"Trig Functions (Beats)" [2.3 MB .mp3]
In addition to the lead instrument sounds and bass heard in the Sidstation "solo" a couple of posts back, I sampled a range of the percussion noises the synth makes and built a (surprisingly acoustic-y sounding, or at least non 8-Bit) drumkit that can be played in a sampler. This track is the "solo" plus those drums.
Update: This is work in progress. The beats were a sequence written independently of the main tune and dropped into the grid after saying a short prayer to see what would happen. Things are working in the middle but the downbeat takes too long to come in. Will write a new rhythm for the intro and repost.
Update 2: revised and reposted
mspaintbrush drawing printed on xerox paper and folded around canvas stretcher, tape, 9 X 12 inches
scan of polaroid
"Trig Functions (Solo)" [2.2 MB .mp3]
Done with the sounds made with the Elektron Sidstation synthesizer, which incorporates the Commodore 64 computer's original sound chip (from the '80s) and has some added programming such as LFOs and possibly wavetables and envelopes that are not in the chip proper. Am still working on a version with a drumkit made with Sid sounds--this is a cappella. I also added some reverb--this was almost all done in Cubase so it's about the opposite of live playing.
From Wikipedia's Full House entry:
Jesse Cochran/Katsopolis (played by John Stamos) - An up-and-coming musician. His catchphrase is "Have mercy!"
Daniel "Danny" Tanner (played by Bob Saget) - He is the co-host of the morning talk show Wake Up, San Francisco. His catchphrase was "Cut..It..Out!", accompanied by hand gestures.
Donna Jo "D.J." Margaret Tanner (played by Candace Cameron) - Oldest daughter in the Tanner household, who is a typical teenager, and deals with everyday issues. She has two occasional catchphrases, "Whoa, baby!" and "Oh, Mylanta!"
Stephanie Judith Tanner (played by Jodie Sweetin) - Middle daughter of the Tanner household. She is known to have an energetic and talkative personality. She also has three catchphrases: "How rude!"; "Well, pin a rose on your nose!"; and "Hot Dog!"
Michelle Elizabeth Tanner (played by Mary-Kate and Ashley Olsen) - Youngest of the Tanner daughters.

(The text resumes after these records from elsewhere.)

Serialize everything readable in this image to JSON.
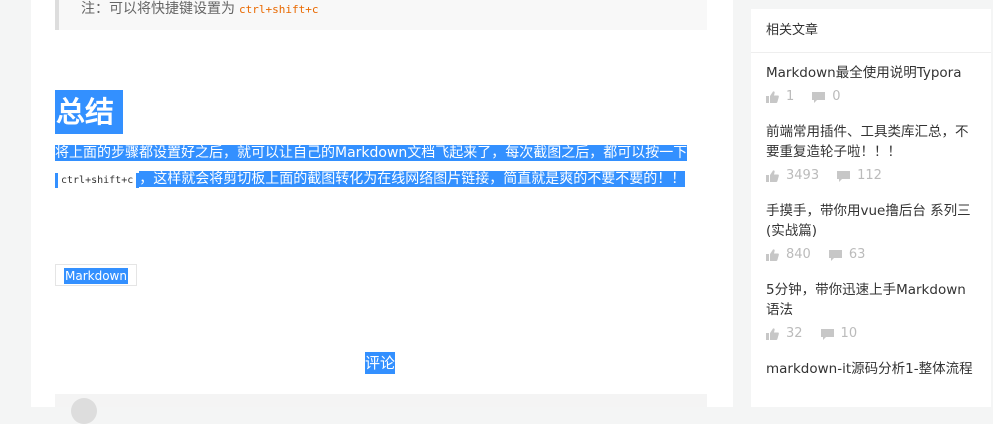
{
  "note": {
    "prefix": "注：可以将快捷键设置为",
    "code": "ctrl+shift+c"
  },
  "section": {
    "heading": "总结",
    "paragraph_part1": "将上面的步骤都设置好之后，就可以让自己的Markdown文档飞起来了，每次截图之后，都可以按一下",
    "paragraph_code": "ctrl+shift+c",
    "paragraph_part2": "，这样就会将剪切板上面的截图转化为在线网络图片链接，简直就是爽的不要不要的！！"
  },
  "tags": [
    "Markdown"
  ],
  "comments": {
    "title": "评论"
  },
  "sidebar": {
    "title": "相关文章",
    "items": [
      {
        "title": "Markdown最全使用说明Typora",
        "likes": "1",
        "comments": "0"
      },
      {
        "title": "前端常用插件、工具类库汇总，不要重复造轮子啦！！！",
        "likes": "3493",
        "comments": "112"
      },
      {
        "title": "手摸手，带你用vue撸后台 系列三(实战篇)",
        "likes": "840",
        "comments": "63"
      },
      {
        "title": "5分钟，带你迅速上手Markdown语法",
        "likes": "32",
        "comments": "10"
      },
      {
        "title": "markdown-it源码分析1-整体流程",
        "likes": "",
        "comments": ""
      }
    ]
  },
  "colors": {
    "selection": "#3390ff",
    "code": "#e96900",
    "muted": "#bbbbbb",
    "page_bg": "#f4f5f5"
  },
  "icons": {
    "like": "thumbs-up-icon",
    "comment": "comment-bubble-icon"
  }
}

She has a strong bond with Jesse, who refers to her with the nicknames "Shortie," "Munchkin," or "Rugrat." Michelle has her own catchphrases: "You got it, dude!"; "You're in big trouble, Mister!"; and "No way, José!"
The above prose poem found while boning up on the cultural significance of a recent Paul Slocum artwork.
from dr. pepper's science journal (hat tip AE--nice one!)
"That Seventies Song" [1.5 MB .mp3]
Inspired by WFMU's one-minute remix contest. This a redo of an obscure track by a non-obscure band. The first reader who guesses the artist and track wins a CD of songs other than this one and I will post your initials.
Good article about the late chess whiz Bobby Fischer's last years, in Iceland, where he was granted political asylum and some peace.
Some bloggers slagged tributes to Fischer after he died because of his "political views."
As "views" go they are very similar to the views of math whiz John Nash when he was living in Europe, seeing conspiracies everywhere, and trying to renounce his US citizenship to become a "world citizen."
What's crazier than Fischer is that he had to fear extradition to the US, his home country, which benefited greatly from his talent when he was mentally well (and/or politically compliant), turned on him for defying a boycott of a Soviet bloc country (and, er, not paying taxes), and then continued to seek his extradition long after the end of the Cold War. There is no genius or schizophrenia in the eyes of the national security state.
For madness more virulent than Fischer's, because this man (was) a candidate for high office, check out Rudy Giuliani's prescription for continuing US military buildup.